### [Assigned task]
Below are entries. Pull out all lines containing "SERUM".
--
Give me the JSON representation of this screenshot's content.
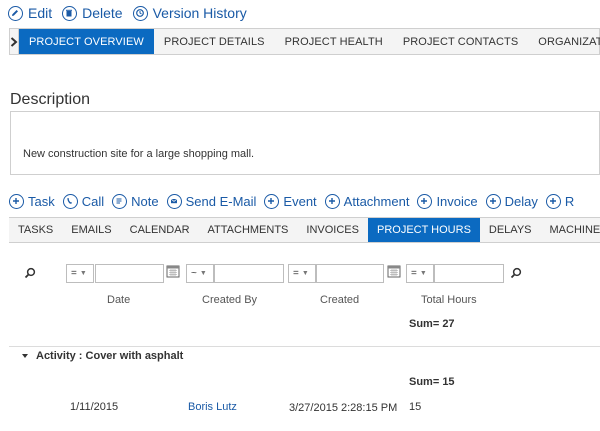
{
  "toolbar": {
    "edit_label": "Edit",
    "delete_label": "Delete",
    "version_history_label": "Version History"
  },
  "nav": {
    "tabs": [
      {
        "label": "PROJECT OVERVIEW",
        "active": true
      },
      {
        "label": "PROJECT DETAILS",
        "active": false
      },
      {
        "label": "PROJECT HEALTH",
        "active": false
      },
      {
        "label": "PROJECT CONTACTS",
        "active": false
      },
      {
        "label": "ORGANIZATIONS",
        "active": false
      }
    ]
  },
  "description": {
    "heading": "Description",
    "text": "New construction site for a large shopping mall."
  },
  "activities": {
    "items": [
      "Task",
      "Call",
      "Note",
      "Send E-Mail",
      "Event",
      "Attachment",
      "Invoice",
      "Delay",
      "R"
    ]
  },
  "subtabs": {
    "tabs": [
      {
        "label": "TASKS",
        "active": false
      },
      {
        "label": "EMAILS",
        "active": false
      },
      {
        "label": "CALENDAR",
        "active": false
      },
      {
        "label": "ATTACHMENTS",
        "active": false
      },
      {
        "label": "INVOICES",
        "active": false
      },
      {
        "label": "PROJECT HOURS",
        "active": true
      },
      {
        "label": "DELAYS",
        "active": false
      },
      {
        "label": "MACHINERY",
        "active": false
      }
    ]
  },
  "grid": {
    "filters": {
      "date_op": "=",
      "created_by_op": "~",
      "created_op": "=",
      "total_hours_op": "=",
      "date_value": "",
      "created_by_value": "",
      "created_value": "",
      "total_hours_value": ""
    },
    "columns": {
      "date": "Date",
      "created_by": "Created By",
      "created": "Created",
      "total_hours": "Total Hours"
    },
    "total_sum": "Sum= 27",
    "group": {
      "key": "Activity",
      "separator": " : ",
      "value": "Cover with asphalt",
      "sum": "Sum= 15"
    },
    "rows": [
      {
        "date": "1/11/2015",
        "created_by": "Boris Lutz",
        "created": "3/27/2015 2:28:15 PM",
        "total_hours": "15"
      }
    ]
  },
  "colors": {
    "accent": "#0b6ac1",
    "link": "#1a5aa6"
  }
}
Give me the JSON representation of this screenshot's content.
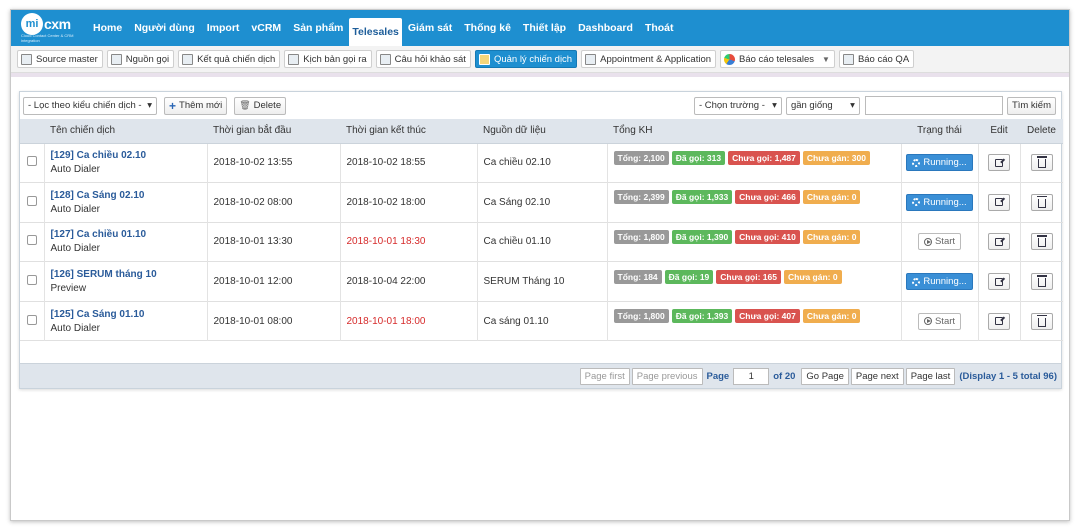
{
  "logo": {
    "mark": "mi",
    "text": "cxm",
    "sub": "Cloud Contact Center & CRM integration"
  },
  "topnav": [
    {
      "label": "Home"
    },
    {
      "label": "Người dùng"
    },
    {
      "label": "Import"
    },
    {
      "label": "vCRM"
    },
    {
      "label": "Sản phẩm"
    },
    {
      "label": "Telesales",
      "active": true
    },
    {
      "label": "Giám sát"
    },
    {
      "label": "Thống kê"
    },
    {
      "label": "Thiết lập"
    },
    {
      "label": "Dashboard"
    },
    {
      "label": "Thoát"
    }
  ],
  "subnav": [
    {
      "label": "Source master",
      "icon": "list-icon"
    },
    {
      "label": "Nguồn gọi",
      "icon": "list-icon"
    },
    {
      "label": "Kết quả chiến dịch",
      "icon": "report-icon"
    },
    {
      "label": "Kịch bản gọi ra",
      "icon": "script-icon"
    },
    {
      "label": "Câu hỏi khảo sát",
      "icon": "survey-icon"
    },
    {
      "label": "Quản lý chiến dịch",
      "icon": "campaign-icon",
      "active": true
    },
    {
      "label": "Appointment & Application",
      "icon": "document-icon"
    },
    {
      "label": "Báo cáo telesales",
      "icon": "pie-chart-icon",
      "dropdown": true
    },
    {
      "label": "Báo cáo QA",
      "icon": "document-icon"
    }
  ],
  "toolbar": {
    "filter": "- Lọc theo kiểu chiến dịch -",
    "add": "Thêm mới",
    "delete": "Delete",
    "field": "- Chọn trường -",
    "op": "gần giống",
    "search_value": "",
    "search": "Tìm kiếm"
  },
  "columns": [
    "Tên chiến dịch",
    "Thời gian bắt đầu",
    "Thời gian kết thúc",
    "Nguồn dữ liệu",
    "Tổng KH",
    "Trạng thái",
    "Edit",
    "Delete"
  ],
  "rows": [
    {
      "name": "[129] Ca chiều 02.10",
      "type": "Auto Dialer",
      "start": "2018-10-02 13:55",
      "end": "2018-10-02 18:55",
      "end_late": false,
      "source": "Ca chiều 02.10",
      "badges": {
        "total": "Tổng: 2,100",
        "called": "Đã gọi: 313",
        "not_called": "Chưa gọi: 1,487",
        "unassigned": "Chưa gán: 300"
      },
      "status": "Running...",
      "running": true
    },
    {
      "name": "[128] Ca Sáng 02.10",
      "type": "Auto Dialer",
      "start": "2018-10-02 08:00",
      "end": "2018-10-02 18:00",
      "end_late": false,
      "source": "Ca Sáng 02.10",
      "badges": {
        "total": "Tổng: 2,399",
        "called": "Đã gọi: 1,933",
        "not_called": "Chưa gọi: 466",
        "unassigned": "Chưa gán: 0"
      },
      "status": "Running...",
      "running": true
    },
    {
      "name": "[127] Ca chiều 01.10",
      "type": "Auto Dialer",
      "start": "2018-10-01 13:30",
      "end": "2018-10-01 18:30",
      "end_late": true,
      "source": "Ca chiều 01.10",
      "badges": {
        "total": "Tổng: 1,800",
        "called": "Đã gọi: 1,390",
        "not_called": "Chưa gọi: 410",
        "unassigned": "Chưa gán: 0"
      },
      "status": "Start",
      "running": false
    },
    {
      "name": "[126] SERUM tháng 10",
      "type": "Preview",
      "start": "2018-10-01 12:00",
      "end": "2018-10-04 22:00",
      "end_late": false,
      "source": "SERUM Tháng 10",
      "badges": {
        "total": "Tổng: 184",
        "called": "Đã gọi: 19",
        "not_called": "Chưa gọi: 165",
        "unassigned": "Chưa gán: 0"
      },
      "status": "Running...",
      "running": true
    },
    {
      "name": "[125] Ca Sáng 01.10",
      "type": "Auto Dialer",
      "start": "2018-10-01 08:00",
      "end": "2018-10-01 18:00",
      "end_late": true,
      "source": "Ca sáng 01.10",
      "badges": {
        "total": "Tổng: 1,800",
        "called": "Đã gọi: 1,393",
        "not_called": "Chưa gọi: 407",
        "unassigned": "Chưa gán: 0"
      },
      "status": "Start",
      "running": false
    }
  ],
  "pager": {
    "first": "Page first",
    "previous": "Page previous",
    "page_label": "Page",
    "page_value": "1",
    "of": "of 20",
    "go": "Go Page",
    "next": "Page next",
    "last": "Page last",
    "display": "(Display 1 - 5 total 96)"
  },
  "colors": {
    "nav": "#1e8fd0",
    "link": "#2a5b9a",
    "late": "#d62b2b",
    "running": "#3a8fd6"
  }
}
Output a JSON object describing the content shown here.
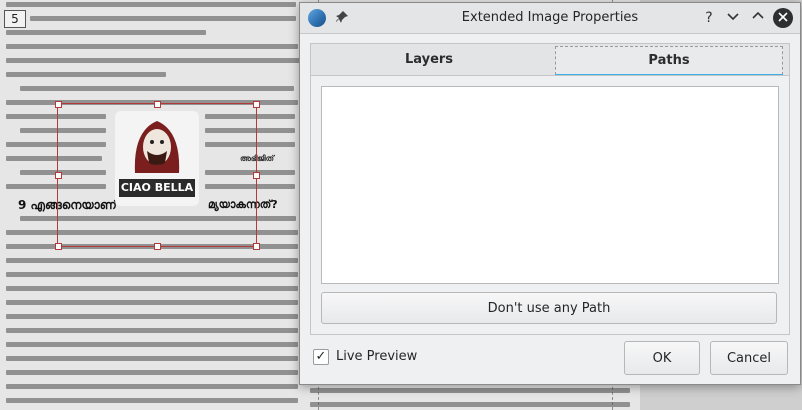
{
  "document": {
    "page_number": "5",
    "section_heading": "9 എങ്ങനെയാണ്",
    "section_heading_2": "മ്യയാകന്നത്?",
    "author_tag": "അഭിജിത്",
    "sticker_text": "CIAO BELLA"
  },
  "dialog": {
    "title": "Extended Image Properties",
    "titlebar": {
      "help": "?",
      "minimize": "⌄",
      "maximize": "⌃",
      "close": "✕",
      "pin": "📌"
    },
    "tabs": [
      {
        "label": "Layers",
        "active": false
      },
      {
        "label": "Paths",
        "active": true
      }
    ],
    "paths_list": [],
    "no_path_button": "Don't use any Path",
    "live_preview": {
      "label": "Live Preview",
      "checked": true,
      "check_glyph": "✓"
    },
    "ok_button": "OK",
    "cancel_button": "Cancel",
    "accent_color": "#3daee9"
  }
}
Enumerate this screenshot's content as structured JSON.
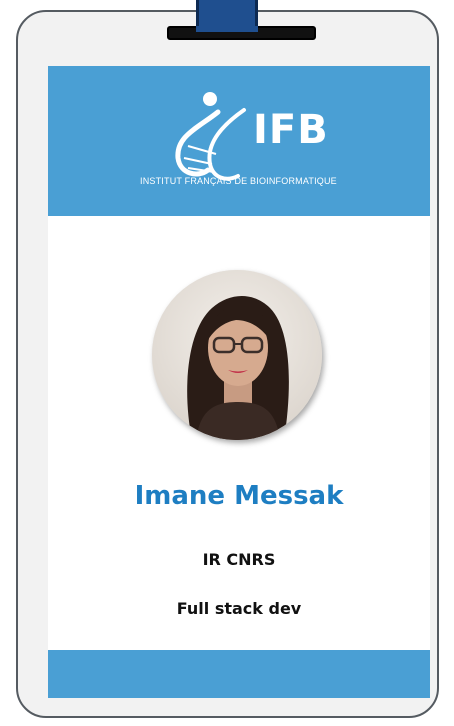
{
  "badge": {
    "logo_name": "IFB",
    "logo_subtitle": "INSTITUT FRANÇAIS DE BIOINFORMATIQUE",
    "person_name": "Imane Messak",
    "position": "IR CNRS",
    "role": "Full stack dev"
  },
  "colors": {
    "banner": "#4a9fd4",
    "name": "#1e7ec2",
    "card_bg": "#f2f2f2",
    "lanyard": "#1f4f8f"
  },
  "icons": {
    "logo_mark": "dna-helix-figure-icon",
    "photo": "profile-photo"
  }
}
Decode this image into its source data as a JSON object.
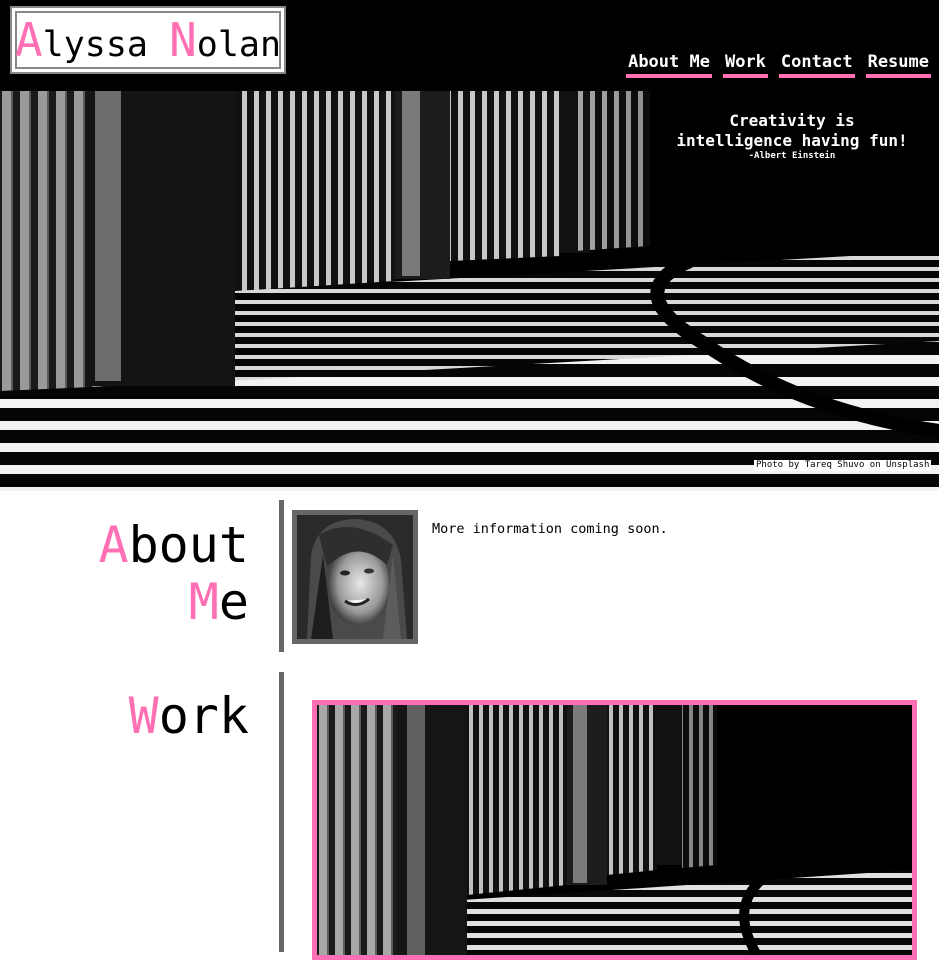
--
### [Reply to the task]
      "name": "[126] SERUM tháng 10",
      "source": "SERUM Tháng 10",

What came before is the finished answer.